[Data records for software interfaces]
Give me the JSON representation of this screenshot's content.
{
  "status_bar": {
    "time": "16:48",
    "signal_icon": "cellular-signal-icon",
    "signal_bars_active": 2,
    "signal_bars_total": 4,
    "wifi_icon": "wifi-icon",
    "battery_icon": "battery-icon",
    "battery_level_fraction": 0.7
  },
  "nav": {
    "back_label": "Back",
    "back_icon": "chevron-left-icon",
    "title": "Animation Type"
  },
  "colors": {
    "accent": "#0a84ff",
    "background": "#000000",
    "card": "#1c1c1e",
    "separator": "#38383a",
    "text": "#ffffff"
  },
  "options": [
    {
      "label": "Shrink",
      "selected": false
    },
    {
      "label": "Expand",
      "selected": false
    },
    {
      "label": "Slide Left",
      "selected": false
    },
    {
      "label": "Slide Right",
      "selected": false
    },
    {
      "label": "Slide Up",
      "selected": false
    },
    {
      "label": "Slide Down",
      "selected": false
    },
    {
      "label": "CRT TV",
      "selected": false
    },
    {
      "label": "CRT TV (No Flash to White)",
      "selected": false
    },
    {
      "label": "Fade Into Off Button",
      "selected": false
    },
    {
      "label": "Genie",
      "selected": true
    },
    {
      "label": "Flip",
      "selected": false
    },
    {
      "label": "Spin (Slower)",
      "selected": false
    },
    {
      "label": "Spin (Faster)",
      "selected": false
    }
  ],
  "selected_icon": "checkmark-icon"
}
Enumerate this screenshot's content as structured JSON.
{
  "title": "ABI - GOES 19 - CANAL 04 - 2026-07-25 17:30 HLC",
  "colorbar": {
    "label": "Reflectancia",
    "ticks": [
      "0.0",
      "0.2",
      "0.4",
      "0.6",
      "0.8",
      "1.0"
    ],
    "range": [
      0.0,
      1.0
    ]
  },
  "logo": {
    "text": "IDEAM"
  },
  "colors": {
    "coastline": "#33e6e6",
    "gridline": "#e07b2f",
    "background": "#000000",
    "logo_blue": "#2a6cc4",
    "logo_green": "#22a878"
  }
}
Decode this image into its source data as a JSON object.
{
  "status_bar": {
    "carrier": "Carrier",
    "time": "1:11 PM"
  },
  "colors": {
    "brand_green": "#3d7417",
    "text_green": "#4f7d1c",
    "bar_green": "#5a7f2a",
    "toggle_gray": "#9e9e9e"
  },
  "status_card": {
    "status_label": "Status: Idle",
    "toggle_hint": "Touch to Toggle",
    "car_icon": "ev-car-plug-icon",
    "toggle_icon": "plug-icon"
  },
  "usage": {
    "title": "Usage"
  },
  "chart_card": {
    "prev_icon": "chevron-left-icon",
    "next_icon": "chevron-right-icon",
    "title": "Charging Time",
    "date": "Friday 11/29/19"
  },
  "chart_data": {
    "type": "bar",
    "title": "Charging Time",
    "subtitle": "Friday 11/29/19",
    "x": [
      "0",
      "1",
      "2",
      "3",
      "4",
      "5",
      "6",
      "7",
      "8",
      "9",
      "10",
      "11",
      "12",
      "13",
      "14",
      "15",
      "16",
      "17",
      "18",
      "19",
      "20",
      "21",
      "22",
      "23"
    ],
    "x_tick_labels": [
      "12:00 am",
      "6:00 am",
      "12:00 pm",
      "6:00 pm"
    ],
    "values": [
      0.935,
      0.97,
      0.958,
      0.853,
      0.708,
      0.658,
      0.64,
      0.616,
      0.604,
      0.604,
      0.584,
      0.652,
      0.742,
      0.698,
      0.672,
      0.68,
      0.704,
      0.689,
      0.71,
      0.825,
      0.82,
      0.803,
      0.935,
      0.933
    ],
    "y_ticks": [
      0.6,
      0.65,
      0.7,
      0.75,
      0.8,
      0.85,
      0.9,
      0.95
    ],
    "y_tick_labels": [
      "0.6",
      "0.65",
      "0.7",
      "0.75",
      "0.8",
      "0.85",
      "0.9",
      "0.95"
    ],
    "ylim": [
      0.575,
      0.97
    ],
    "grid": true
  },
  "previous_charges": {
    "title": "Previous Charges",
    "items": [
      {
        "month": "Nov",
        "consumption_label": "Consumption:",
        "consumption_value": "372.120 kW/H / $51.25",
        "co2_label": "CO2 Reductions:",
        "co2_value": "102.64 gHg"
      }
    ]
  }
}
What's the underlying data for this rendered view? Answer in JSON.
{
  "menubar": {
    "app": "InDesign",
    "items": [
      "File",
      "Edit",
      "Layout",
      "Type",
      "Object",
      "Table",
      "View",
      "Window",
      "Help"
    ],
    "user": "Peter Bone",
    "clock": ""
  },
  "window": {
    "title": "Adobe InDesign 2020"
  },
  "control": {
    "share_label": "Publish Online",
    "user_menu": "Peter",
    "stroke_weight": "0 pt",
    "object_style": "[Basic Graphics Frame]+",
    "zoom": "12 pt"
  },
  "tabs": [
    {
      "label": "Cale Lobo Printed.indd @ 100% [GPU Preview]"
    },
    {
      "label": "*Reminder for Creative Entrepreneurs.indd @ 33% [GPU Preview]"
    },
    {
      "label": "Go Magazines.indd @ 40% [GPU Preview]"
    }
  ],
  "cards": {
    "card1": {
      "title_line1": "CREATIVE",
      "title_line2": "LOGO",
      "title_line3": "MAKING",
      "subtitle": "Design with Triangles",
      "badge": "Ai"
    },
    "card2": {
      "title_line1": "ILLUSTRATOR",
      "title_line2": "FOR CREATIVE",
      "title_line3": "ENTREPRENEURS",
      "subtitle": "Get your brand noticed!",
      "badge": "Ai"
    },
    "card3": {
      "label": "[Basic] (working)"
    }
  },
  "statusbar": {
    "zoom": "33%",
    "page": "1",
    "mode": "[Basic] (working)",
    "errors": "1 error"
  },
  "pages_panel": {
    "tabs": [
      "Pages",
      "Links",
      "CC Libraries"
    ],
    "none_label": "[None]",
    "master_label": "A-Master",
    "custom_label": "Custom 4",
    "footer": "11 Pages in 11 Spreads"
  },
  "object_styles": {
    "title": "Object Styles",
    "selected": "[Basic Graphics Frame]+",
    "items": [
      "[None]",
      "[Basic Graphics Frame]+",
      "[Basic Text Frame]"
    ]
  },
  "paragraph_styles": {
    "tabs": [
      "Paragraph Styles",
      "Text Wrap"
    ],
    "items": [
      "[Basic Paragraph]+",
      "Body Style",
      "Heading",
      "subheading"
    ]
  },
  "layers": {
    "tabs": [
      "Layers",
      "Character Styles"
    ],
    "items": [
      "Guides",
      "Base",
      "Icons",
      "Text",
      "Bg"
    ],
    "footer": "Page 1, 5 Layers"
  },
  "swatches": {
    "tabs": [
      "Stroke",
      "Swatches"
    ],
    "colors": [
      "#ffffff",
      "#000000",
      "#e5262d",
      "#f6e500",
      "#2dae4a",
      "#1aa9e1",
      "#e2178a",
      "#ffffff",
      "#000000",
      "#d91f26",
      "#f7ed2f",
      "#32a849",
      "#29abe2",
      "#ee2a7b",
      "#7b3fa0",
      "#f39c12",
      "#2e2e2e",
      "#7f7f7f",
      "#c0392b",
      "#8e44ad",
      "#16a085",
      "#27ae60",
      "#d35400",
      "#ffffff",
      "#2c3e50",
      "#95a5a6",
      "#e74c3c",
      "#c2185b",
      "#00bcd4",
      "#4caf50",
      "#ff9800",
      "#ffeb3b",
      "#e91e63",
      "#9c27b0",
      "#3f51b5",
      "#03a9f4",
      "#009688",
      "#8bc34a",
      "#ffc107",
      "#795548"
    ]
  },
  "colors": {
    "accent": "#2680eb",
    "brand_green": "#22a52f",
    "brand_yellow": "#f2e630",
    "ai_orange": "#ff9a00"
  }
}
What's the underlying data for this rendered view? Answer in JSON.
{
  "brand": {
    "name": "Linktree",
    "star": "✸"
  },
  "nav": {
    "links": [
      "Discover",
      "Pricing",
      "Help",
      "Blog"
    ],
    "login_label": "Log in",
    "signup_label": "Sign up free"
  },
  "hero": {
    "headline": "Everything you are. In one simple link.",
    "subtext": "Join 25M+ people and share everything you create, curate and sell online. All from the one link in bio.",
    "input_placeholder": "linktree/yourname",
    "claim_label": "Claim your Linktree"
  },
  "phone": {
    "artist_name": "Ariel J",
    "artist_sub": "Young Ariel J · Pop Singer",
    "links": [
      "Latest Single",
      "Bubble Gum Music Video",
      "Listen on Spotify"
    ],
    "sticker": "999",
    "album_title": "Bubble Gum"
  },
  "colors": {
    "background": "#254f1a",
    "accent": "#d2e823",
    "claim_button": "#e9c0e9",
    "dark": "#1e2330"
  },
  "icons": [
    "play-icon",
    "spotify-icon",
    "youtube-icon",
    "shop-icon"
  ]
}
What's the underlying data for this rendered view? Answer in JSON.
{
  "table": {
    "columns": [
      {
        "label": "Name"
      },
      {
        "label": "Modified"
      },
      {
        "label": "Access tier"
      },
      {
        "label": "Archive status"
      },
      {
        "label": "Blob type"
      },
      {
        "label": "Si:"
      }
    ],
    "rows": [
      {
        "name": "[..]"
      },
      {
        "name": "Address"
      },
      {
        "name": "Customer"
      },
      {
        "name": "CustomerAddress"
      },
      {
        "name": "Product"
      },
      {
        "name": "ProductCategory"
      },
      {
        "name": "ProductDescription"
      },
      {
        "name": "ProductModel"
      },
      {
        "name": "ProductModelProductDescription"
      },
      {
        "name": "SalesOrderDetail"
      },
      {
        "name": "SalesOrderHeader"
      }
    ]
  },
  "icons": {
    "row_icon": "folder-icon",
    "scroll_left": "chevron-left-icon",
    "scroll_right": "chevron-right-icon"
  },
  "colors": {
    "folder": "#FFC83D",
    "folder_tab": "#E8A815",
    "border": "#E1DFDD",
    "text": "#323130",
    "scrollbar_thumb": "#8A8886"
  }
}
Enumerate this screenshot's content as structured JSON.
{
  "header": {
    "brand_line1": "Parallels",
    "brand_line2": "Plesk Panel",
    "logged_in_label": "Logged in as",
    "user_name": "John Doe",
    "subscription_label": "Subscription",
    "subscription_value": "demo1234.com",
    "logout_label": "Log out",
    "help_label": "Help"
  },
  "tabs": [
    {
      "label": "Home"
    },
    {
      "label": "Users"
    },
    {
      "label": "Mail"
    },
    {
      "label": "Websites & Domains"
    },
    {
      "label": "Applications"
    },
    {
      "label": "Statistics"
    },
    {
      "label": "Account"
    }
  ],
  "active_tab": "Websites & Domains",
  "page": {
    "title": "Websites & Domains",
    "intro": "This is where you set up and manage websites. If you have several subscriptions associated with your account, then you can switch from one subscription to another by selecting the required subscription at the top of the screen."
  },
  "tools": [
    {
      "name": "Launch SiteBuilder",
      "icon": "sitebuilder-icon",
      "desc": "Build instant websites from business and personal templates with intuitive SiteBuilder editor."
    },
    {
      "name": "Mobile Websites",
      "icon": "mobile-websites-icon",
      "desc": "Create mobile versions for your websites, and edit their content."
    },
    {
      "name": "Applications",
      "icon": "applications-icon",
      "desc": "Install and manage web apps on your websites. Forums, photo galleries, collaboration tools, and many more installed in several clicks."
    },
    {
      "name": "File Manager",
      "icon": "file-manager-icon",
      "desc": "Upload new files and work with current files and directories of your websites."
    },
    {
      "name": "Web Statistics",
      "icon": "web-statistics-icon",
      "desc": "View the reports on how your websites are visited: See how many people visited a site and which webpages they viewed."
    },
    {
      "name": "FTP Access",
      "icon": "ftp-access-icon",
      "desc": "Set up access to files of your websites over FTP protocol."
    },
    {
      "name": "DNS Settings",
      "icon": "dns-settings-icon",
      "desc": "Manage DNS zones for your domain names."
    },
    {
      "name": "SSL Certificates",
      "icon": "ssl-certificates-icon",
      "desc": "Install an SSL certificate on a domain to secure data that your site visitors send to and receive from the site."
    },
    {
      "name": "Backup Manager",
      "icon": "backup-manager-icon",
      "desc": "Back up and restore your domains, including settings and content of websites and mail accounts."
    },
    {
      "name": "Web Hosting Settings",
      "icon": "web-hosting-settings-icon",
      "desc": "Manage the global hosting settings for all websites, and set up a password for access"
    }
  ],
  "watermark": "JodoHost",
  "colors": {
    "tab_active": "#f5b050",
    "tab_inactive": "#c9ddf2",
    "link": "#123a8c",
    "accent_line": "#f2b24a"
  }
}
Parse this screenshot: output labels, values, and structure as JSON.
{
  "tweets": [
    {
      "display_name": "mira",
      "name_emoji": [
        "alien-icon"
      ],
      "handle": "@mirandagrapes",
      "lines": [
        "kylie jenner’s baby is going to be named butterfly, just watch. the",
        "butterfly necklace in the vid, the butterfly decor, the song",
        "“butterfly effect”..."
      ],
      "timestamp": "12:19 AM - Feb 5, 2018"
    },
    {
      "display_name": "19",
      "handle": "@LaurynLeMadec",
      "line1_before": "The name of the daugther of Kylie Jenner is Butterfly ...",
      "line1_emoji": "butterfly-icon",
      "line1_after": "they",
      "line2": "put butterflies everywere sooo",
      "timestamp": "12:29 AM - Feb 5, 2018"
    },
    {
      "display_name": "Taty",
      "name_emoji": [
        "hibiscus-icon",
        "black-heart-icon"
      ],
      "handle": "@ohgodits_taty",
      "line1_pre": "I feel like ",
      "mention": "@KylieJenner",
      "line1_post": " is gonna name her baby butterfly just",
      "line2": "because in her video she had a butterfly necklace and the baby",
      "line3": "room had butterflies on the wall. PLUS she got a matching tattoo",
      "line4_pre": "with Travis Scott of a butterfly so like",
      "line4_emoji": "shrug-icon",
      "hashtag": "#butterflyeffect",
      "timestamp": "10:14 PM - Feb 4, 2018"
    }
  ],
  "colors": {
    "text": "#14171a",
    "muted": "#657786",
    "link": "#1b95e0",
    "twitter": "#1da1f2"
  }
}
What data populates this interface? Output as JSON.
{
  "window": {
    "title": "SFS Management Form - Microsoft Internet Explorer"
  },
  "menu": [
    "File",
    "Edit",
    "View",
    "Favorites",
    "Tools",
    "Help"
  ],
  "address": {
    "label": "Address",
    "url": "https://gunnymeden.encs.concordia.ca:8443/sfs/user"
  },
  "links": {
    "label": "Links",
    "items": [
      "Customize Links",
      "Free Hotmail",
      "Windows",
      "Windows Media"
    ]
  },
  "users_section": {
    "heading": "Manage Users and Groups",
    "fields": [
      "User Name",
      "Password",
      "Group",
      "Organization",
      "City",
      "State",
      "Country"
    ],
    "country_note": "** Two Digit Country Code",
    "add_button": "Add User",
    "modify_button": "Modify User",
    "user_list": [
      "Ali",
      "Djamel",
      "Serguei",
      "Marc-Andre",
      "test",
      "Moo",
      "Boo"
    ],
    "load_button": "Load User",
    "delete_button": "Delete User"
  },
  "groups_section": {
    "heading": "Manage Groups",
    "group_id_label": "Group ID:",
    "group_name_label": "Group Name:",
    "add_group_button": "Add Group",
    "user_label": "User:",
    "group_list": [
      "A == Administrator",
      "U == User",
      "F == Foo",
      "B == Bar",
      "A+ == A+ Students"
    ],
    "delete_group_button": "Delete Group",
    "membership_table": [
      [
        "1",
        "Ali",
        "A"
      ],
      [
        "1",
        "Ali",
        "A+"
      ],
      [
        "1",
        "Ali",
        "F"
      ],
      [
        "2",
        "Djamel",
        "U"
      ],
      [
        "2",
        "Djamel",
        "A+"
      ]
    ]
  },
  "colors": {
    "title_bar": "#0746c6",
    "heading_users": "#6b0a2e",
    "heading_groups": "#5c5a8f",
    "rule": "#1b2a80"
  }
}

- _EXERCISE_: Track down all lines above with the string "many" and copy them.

- _SOLVED EXERCISE_:
      "desc": "Install and manage web apps on your websites. Forums, photo galleries, collaboration tools, and many more installed in several clicks."
      "desc": "View the reports on how your websites are visited: See how many people visited a site and which webpages they viewed."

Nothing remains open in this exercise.